What you will do: Below are the entries; determine how many of their lines contain the string "Params" and give that figure alone.

━━━ Source material ━━━

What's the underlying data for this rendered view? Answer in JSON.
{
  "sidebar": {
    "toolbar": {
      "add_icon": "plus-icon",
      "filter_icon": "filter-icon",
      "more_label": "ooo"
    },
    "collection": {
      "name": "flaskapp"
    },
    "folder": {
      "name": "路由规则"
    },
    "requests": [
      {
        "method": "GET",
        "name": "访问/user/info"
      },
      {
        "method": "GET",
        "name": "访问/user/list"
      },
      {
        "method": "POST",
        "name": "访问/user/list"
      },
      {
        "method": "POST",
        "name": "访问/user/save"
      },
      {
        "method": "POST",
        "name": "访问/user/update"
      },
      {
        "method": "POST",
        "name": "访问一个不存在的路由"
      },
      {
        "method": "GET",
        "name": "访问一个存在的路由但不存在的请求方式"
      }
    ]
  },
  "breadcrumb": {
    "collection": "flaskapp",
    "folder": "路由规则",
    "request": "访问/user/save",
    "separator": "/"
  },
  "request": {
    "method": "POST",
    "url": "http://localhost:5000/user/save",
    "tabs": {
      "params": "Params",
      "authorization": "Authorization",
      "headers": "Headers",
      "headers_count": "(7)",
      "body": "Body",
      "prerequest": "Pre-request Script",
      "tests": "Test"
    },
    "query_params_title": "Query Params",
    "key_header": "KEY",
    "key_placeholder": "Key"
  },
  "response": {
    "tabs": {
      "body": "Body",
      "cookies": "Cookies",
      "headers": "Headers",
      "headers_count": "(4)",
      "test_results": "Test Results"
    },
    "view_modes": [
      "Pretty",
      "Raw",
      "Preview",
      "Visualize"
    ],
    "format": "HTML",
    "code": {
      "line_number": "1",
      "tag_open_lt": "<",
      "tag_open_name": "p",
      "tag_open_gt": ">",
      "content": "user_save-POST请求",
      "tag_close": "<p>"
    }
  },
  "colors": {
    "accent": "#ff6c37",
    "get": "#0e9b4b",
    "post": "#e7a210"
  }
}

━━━

Written answer: 2